Required work | Write out all of the records exactly once more and skip the images.
*** Block opens ***
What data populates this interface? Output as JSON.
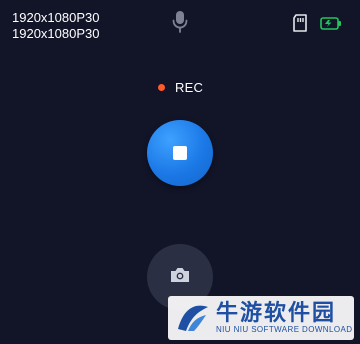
{
  "resolution": {
    "line1": "1920x1080P30",
    "line2": "1920x1080P30"
  },
  "icons": {
    "mic": "microphone-icon",
    "sd": "sd-card-icon",
    "battery": "battery-charging-icon",
    "stop": "stop-icon",
    "camera": "camera-icon"
  },
  "recording": {
    "label": "REC",
    "dot_color": "#ff5a2c"
  },
  "colors": {
    "background": "#121428",
    "accent": "#1b78e6",
    "battery": "#22c55e"
  },
  "watermark": {
    "cn": "牛游软件园",
    "en": "NIU NIU SOFTWARE DOWNLOAD"
  }
}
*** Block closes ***
Reply to the task |
What data populates this interface? Output as JSON.
{
  "resolution": {
    "line1": "1920x1080P30",
    "line2": "1920x1080P30"
  },
  "icons": {
    "mic": "microphone-icon",
    "sd": "sd-card-icon",
    "battery": "battery-charging-icon",
    "stop": "stop-icon",
    "camera": "camera-icon"
  },
  "recording": {
    "label": "REC",
    "dot_color": "#ff5a2c"
  },
  "colors": {
    "background": "#121428",
    "accent": "#1b78e6",
    "battery": "#22c55e"
  },
  "watermark": {
    "cn": "牛游软件园",
    "en": "NIU NIU SOFTWARE DOWNLOAD"
  }
}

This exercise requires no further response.